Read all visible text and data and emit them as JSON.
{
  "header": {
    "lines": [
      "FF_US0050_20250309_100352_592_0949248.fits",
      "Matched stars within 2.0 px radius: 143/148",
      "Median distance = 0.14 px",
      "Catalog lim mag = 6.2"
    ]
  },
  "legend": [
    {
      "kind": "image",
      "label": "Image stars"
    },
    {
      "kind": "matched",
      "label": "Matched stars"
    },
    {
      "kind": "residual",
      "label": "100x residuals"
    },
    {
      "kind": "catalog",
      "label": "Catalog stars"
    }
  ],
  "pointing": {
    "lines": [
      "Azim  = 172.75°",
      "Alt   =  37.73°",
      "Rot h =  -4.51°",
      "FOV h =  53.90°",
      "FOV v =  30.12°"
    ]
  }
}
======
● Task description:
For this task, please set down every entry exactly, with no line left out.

● Expected answer:
Read all visible text and data and emit them as JSON.
{
  "header": {
    "lines": [
      "FF_US0050_20250309_100352_592_0949248.fits",
      "Matched stars within 2.0 px radius: 143/148",
      "Median distance = 0.14 px",
      "Catalog lim mag = 6.2"
    ]
  },
  "legend": [
    {
      "kind": "image",
      "label": "Image stars"
    },
    {
      "kind": "matched",
      "label": "Matched stars"
    },
    {
      "kind": "residual",
      "label": "100x residuals"
    },
    {
      "kind": "catalog",
      "label": "Catalog stars"
    }
  ],
  "pointing": {
    "lines": [
      "Azim  = 172.75°",
      "Alt   =  37.73°",
      "Rot h =  -4.51°",
      "FOV h =  53.90°",
      "FOV v =  30.12°"
    ]
  }
}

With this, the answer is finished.